Alcoholism delays, breaks marriages, states a study
Washington: A new study claims that alcohol influences the time it takes to get married, as well as the overall length of the marriage.
The study found that alcohol dependence was a strong predictor of both delays in marriage and early separation.
Mary Waldron, an assistant professor at the Indiana University School of Education and colleagues recruited over 5,000 Australian twins in the early 1980s, assessing physical, psychological and physical manifestations of alcohol use, including age at onset of alcohol dependence.
They also analysed age of first marriage and age of separation from the marriage in twins who were between the ages of 28 and 92 at last assessment.
Results indicated a strong link between alcohol dependence and delayed marriage, as well as early separation. They also showed that genetic influences contributed to these associations for both men and women.
According to Waldron, additional research is needed to better understand the role of genes and their interplay with environmental influences.

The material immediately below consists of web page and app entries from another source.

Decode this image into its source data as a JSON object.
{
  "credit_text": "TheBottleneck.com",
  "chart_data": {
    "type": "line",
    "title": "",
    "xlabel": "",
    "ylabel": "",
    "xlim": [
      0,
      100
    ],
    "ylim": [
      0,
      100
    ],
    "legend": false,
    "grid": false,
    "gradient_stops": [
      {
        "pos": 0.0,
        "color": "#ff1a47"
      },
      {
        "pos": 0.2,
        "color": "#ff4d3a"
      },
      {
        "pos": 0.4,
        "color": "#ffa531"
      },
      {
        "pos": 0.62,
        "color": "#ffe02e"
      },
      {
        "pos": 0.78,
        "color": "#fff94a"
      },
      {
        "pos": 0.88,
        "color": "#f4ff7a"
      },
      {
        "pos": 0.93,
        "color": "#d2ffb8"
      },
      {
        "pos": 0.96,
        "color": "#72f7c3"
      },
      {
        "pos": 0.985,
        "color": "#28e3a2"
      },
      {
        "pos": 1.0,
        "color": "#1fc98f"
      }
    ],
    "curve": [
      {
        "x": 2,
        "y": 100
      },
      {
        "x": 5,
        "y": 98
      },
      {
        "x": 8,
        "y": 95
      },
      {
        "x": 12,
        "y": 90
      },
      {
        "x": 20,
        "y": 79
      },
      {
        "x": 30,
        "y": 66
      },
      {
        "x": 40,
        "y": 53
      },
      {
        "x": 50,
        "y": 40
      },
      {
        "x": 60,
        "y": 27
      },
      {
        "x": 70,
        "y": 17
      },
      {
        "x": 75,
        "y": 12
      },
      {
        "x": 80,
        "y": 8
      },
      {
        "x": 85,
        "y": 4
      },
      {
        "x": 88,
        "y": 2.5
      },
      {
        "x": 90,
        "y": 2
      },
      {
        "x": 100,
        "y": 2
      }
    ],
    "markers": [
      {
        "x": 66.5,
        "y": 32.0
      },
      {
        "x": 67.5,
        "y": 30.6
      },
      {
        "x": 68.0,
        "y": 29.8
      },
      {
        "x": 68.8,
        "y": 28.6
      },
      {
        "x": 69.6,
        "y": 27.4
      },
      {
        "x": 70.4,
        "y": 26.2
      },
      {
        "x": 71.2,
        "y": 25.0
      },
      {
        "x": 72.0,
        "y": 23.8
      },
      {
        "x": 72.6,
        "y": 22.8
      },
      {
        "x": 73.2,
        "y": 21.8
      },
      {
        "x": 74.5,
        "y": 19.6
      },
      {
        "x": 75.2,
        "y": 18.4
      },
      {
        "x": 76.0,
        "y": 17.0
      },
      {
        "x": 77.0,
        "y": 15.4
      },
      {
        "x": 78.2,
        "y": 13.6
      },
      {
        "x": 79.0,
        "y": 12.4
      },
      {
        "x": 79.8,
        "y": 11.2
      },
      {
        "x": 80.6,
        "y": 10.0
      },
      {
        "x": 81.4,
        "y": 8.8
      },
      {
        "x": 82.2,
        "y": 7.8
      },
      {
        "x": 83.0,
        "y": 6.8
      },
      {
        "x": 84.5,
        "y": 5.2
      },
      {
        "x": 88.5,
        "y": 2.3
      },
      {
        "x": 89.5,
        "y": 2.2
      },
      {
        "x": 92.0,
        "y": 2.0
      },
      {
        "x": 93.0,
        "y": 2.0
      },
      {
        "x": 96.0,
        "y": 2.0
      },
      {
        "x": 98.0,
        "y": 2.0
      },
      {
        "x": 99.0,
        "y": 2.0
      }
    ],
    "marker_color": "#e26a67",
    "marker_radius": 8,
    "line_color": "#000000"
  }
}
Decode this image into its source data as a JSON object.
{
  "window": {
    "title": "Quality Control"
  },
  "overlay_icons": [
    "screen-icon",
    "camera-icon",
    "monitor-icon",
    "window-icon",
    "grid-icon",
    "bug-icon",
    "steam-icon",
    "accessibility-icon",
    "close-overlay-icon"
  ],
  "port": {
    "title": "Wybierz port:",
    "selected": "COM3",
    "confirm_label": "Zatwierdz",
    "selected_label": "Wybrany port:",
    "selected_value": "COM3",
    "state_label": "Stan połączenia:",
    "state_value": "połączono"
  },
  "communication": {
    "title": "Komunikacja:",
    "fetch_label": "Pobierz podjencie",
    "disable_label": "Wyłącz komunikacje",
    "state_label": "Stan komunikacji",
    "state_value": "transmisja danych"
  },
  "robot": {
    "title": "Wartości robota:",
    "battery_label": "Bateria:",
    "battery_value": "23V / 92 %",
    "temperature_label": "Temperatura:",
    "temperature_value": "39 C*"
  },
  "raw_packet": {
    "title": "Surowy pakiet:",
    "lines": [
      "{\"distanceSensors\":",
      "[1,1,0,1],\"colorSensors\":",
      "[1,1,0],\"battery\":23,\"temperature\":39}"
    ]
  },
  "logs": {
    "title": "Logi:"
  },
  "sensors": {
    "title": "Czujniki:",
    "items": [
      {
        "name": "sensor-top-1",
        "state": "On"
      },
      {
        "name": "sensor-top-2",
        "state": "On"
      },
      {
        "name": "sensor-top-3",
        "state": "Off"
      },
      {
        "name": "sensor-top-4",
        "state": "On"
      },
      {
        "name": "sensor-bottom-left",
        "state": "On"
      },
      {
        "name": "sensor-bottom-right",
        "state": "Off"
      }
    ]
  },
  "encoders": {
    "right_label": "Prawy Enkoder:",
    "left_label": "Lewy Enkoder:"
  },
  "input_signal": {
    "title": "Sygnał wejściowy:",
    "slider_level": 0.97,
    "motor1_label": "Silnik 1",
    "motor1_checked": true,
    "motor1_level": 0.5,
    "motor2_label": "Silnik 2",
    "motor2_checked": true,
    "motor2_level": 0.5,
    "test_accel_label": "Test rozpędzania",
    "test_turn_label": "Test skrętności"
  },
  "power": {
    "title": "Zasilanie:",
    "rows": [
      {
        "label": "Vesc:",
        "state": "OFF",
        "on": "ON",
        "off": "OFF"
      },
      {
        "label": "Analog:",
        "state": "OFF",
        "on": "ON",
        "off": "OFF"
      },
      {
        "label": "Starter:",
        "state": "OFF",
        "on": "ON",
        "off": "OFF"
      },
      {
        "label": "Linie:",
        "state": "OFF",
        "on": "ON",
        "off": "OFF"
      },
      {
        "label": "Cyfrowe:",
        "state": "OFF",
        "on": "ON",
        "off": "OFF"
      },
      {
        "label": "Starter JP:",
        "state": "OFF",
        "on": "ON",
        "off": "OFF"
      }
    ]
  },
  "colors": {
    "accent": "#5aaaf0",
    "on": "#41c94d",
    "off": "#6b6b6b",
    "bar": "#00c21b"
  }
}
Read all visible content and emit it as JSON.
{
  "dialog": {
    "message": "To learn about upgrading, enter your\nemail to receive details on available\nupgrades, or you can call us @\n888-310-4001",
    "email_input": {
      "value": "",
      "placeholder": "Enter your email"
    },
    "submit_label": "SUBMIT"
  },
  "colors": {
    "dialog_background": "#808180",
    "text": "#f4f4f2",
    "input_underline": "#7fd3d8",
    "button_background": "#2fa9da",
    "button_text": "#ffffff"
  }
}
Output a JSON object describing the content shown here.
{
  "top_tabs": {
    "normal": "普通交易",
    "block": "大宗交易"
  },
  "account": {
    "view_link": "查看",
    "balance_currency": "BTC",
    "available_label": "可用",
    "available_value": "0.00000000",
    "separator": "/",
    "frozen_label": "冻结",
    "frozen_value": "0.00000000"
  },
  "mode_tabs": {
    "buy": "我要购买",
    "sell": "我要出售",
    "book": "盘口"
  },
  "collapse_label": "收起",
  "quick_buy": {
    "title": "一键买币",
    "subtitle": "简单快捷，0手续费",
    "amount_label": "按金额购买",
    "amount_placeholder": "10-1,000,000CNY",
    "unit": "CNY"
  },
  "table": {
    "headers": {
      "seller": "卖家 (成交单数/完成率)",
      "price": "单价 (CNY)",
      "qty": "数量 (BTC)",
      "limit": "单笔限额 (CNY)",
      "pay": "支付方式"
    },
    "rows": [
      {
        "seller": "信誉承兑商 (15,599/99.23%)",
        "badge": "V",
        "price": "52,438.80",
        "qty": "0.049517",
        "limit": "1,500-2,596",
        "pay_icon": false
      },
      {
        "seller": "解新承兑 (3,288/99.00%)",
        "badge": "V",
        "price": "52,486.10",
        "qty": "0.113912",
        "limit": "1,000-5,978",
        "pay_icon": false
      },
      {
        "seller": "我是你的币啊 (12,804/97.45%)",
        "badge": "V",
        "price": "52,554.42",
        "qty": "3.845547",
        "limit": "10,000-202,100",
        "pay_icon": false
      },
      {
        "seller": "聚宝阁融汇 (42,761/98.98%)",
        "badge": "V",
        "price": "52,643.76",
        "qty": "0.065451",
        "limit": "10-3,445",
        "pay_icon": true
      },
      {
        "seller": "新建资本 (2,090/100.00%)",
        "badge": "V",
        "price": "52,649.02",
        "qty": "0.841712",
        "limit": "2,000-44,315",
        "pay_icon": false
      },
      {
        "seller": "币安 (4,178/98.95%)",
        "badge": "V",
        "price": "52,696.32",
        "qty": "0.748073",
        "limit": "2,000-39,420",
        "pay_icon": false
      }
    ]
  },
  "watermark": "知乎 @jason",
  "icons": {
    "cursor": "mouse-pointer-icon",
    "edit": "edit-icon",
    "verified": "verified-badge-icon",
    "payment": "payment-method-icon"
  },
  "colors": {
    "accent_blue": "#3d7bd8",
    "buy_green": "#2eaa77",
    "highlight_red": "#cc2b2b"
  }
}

"Young adults who drink alcohol may want to consider the longer-term consequences for marriage. If drinking continues or increases to levels of problem use, likelihood of marriage, or of having a lasting marriage, may decrease,” she said.